Russia has long threatened to veto any proposal that reaches the UN Security Council without Serbia's approval. Why Vladimir Putin's resurgent Russia is doing this has been the subject of cafe gossip throughout the region all year. Western sources speculate it's because Russia wants a deal with the West over the Russia-backed enclaves in the Caucasus. The word in Serbia is that Russia is grooming the country to be its client state in Europe, and will be buying up all of Serbia's major assets in the next year. That theory, however, was dealt a blow in November after a Vienna-based company, rather than Russian metals tycoon Oleg Deripaska's company Basic Element, placed the highest bid for Serbia's Bor copper mining and smelting complex. Russia also currently ranks only 18th among foreign investors in Serbia.

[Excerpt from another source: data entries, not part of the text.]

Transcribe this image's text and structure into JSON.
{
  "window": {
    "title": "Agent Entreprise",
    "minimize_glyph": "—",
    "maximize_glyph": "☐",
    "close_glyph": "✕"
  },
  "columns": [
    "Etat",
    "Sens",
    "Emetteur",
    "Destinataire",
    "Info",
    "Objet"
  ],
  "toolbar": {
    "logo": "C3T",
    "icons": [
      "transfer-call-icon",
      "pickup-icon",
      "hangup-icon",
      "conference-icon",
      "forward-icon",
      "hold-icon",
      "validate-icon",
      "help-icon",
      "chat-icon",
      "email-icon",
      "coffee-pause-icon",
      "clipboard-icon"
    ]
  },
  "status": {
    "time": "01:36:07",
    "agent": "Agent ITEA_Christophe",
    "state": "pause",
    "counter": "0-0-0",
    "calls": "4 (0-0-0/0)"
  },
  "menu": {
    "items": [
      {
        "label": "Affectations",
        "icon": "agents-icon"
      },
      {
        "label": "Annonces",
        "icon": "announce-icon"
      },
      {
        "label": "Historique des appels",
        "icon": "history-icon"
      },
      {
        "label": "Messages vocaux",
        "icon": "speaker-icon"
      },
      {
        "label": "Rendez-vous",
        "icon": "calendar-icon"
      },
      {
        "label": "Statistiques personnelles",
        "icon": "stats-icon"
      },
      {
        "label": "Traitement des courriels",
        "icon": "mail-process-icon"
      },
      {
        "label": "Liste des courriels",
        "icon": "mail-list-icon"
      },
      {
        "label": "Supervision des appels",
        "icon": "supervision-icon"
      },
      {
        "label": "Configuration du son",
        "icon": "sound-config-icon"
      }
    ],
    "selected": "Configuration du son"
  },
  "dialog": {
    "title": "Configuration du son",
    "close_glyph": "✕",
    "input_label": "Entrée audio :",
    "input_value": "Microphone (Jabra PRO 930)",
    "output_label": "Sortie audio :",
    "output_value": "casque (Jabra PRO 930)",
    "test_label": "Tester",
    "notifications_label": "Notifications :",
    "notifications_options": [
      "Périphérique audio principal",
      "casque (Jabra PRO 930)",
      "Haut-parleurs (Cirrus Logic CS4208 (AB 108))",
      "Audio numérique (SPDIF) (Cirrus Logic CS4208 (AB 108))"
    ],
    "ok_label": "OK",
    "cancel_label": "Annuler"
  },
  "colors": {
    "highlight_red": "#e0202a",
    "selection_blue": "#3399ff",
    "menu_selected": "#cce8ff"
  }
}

The EU is set to offer Bosnia Herzegovina its own Stabilisation and Association Agreement, in exchange for the country's politicians passing a set of internationally-backed parliamentary reforms at the end of November - though Bosnia has not made any of the EU-mandated reforms to its ethnically divided police. Some analysts in Sarajevo have noted the EU is throwing dangling a carrot in front of politicians in hopes that its restive Bosnian Serb Republic (a Serb-dominated mini-state that makes up half of post-war Bosnia, along with the Muslim-Croat Federation) won't hold a referendum on its own future if Kosovo becomes independent. Bosnian Serb Prime Minister Milorad Dodik has never explicitly said he would do so, but his hints to that effect in the past year have been jangling the nerves of diplomats who would like to call Bosnia their "success story."

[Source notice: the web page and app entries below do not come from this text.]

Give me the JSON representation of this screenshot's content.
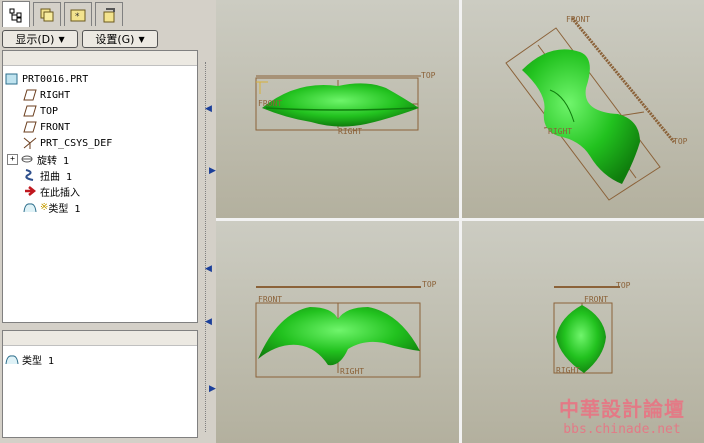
{
  "nav": {
    "tabs": [
      "model-tree",
      "layers",
      "favorites",
      "tools"
    ],
    "show_button": "显示(D)",
    "settings_button": "设置(G)"
  },
  "tree": {
    "items": [
      {
        "label": "PRT0016.PRT",
        "icon": "part-icon"
      },
      {
        "label": "RIGHT",
        "icon": "datum-plane-icon"
      },
      {
        "label": "TOP",
        "icon": "datum-plane-icon"
      },
      {
        "label": "FRONT",
        "icon": "datum-plane-icon"
      },
      {
        "label": "PRT_CSYS_DEF",
        "icon": "csys-icon"
      },
      {
        "label": "旋转 1",
        "icon": "revolve-icon"
      },
      {
        "label": "扭曲 1",
        "icon": "warp-icon"
      },
      {
        "label": "在此插入",
        "icon": "insert-arrow-icon"
      },
      {
        "label": "类型 1",
        "icon": "style-feature-icon"
      }
    ]
  },
  "bottom_panel": {
    "item_label": "类型 1"
  },
  "viewports": {
    "labels": {
      "top": "TOP",
      "front": "FRONT",
      "right": "RIGHT"
    }
  },
  "watermark": {
    "title": "中華設計論壇",
    "url": "bbs.chinade.net"
  },
  "colors": {
    "model_green": "#22c21f",
    "datum_brown": "#8b6239",
    "viewport_bg": "#c4c2b4",
    "watermark": "#e37a86"
  }
}
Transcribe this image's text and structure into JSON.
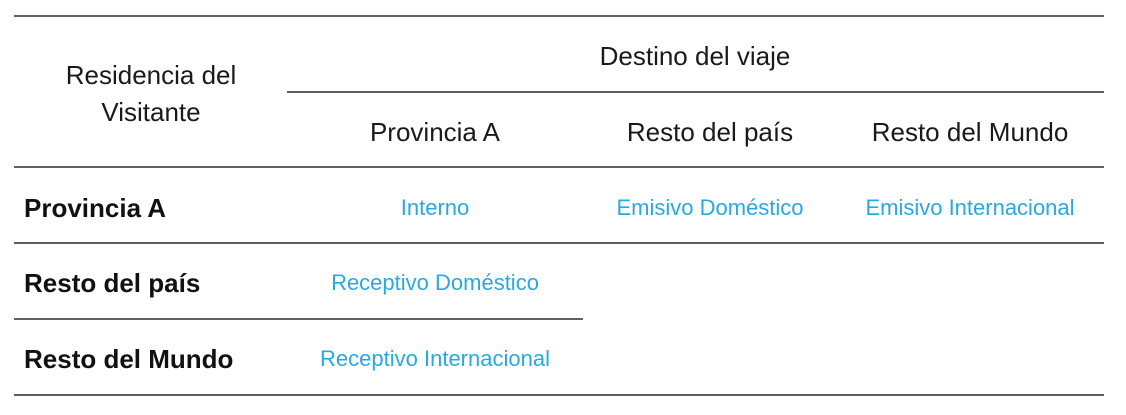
{
  "table": {
    "corner_header_line1": "Residencia del",
    "corner_header_line2": "Visitante",
    "group_header": "Destino del viaje",
    "columns": [
      "Provincia A",
      "Resto del país",
      "Resto del Mundo"
    ],
    "rows": [
      {
        "label": "Provincia A",
        "cells": [
          "Interno",
          "Emisivo Doméstico",
          "Emisivo Internacional"
        ]
      },
      {
        "label": "Resto del país",
        "cells": [
          "Receptivo Doméstico",
          "",
          ""
        ]
      },
      {
        "label": "Resto del Mundo",
        "cells": [
          "Receptivo Internacional",
          "",
          ""
        ]
      }
    ]
  },
  "colors": {
    "cell_text": "#2aa9e0",
    "rule": "#5f5f5f",
    "header_text": "#1a1a1a"
  }
}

The morning after
Even if Kosovo's likely independence declaration brings no upheavals, the province is in deep trouble economically after eight years of limbo under the UN Mission to Kosovo (UNMIK). On the cracked sidewalks of Kosovo's towns, toothless locals make up most of Kosovo's cash economy by hawking phone cards, cigarettes and pirated CDs. Unemployment hovers at around 40%. The infrastructure is so decrepit here that even after more than €500m spent on the local electric utility, power outages are as much part of the Kosovo experience as stray dogs and rubbish. "UNMIKistan is no place to live," noted opposition politician Veton Surroi earlier this year, echoing all other Albanian politicians in their drive to independence.
Critics of the political elite say that Kosovo's final status has been a smokescreen for the politicians' inaction. "You mention any problems and they say, 'No, wait until status.' People are like sheep following after status," says Sarah Maliqi of the Youth Initiative for Human Rights.

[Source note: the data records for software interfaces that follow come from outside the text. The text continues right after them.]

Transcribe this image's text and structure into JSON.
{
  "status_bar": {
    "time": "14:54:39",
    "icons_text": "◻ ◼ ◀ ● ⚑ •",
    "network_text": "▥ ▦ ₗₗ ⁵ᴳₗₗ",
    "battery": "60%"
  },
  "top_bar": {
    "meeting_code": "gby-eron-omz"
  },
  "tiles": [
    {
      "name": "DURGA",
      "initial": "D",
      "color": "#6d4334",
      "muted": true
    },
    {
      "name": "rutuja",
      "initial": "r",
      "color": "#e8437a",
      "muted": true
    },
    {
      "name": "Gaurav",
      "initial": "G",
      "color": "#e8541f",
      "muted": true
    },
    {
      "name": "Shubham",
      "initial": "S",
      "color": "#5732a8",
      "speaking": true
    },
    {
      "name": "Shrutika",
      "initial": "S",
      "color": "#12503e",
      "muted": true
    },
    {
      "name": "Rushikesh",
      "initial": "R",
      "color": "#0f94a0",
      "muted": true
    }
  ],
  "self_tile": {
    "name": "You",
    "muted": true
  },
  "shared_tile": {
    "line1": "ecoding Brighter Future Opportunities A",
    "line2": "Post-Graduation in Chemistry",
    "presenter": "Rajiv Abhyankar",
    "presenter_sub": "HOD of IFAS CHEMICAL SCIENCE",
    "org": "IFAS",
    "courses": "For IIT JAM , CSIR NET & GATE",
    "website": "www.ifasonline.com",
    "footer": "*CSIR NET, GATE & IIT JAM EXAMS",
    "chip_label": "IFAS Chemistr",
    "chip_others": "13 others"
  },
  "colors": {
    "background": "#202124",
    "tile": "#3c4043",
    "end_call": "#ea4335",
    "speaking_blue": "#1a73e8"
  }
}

Petrit Selimi, the owner of Pristina's most popular cafe, agrees: "Sooner or later everyone will ask what's wrong with Kosovo, and people will need something more than status."
Send comments to The Editor
Clare Nuttall in Bucharest - Macedonia’s EU accession progress remains stalled amid the country’s worst political crisis in 14 years, while most countries in the Southeast Europe region have ... more
bne IntelliNews - Erste Group Bank saw the continuing economic recovery across Central and Eastern Europe push its January-September financial results back into net profit of €764.2mn, the ... more
bne IntelliNews - Leaders of EU member states and Southeast European countries on the main ... more